::: INPUT FOR THIS TASK :::

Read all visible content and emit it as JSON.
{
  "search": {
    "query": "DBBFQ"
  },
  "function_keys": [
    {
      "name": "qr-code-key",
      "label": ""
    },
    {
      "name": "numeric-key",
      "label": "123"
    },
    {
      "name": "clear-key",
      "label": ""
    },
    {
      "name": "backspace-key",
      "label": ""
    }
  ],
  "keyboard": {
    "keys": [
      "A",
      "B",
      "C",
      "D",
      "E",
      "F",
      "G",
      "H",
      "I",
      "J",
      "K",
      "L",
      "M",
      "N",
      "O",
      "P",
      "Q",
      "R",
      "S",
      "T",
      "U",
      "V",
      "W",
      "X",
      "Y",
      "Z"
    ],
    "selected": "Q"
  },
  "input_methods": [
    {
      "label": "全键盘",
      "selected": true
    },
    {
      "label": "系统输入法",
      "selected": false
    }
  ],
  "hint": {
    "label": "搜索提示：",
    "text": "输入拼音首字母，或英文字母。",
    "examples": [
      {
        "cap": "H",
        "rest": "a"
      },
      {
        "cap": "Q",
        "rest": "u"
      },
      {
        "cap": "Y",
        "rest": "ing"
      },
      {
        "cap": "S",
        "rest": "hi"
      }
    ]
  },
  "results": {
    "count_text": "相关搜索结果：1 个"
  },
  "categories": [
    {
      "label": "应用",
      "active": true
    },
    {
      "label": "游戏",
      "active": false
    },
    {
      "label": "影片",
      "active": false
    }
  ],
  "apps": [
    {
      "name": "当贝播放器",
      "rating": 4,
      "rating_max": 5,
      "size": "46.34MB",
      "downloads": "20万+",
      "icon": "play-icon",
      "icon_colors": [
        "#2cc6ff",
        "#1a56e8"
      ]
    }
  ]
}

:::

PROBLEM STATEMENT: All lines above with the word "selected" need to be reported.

ANSWER TO THIS TASK:
    "selected": "Q"
      "selected": true
      "selected": false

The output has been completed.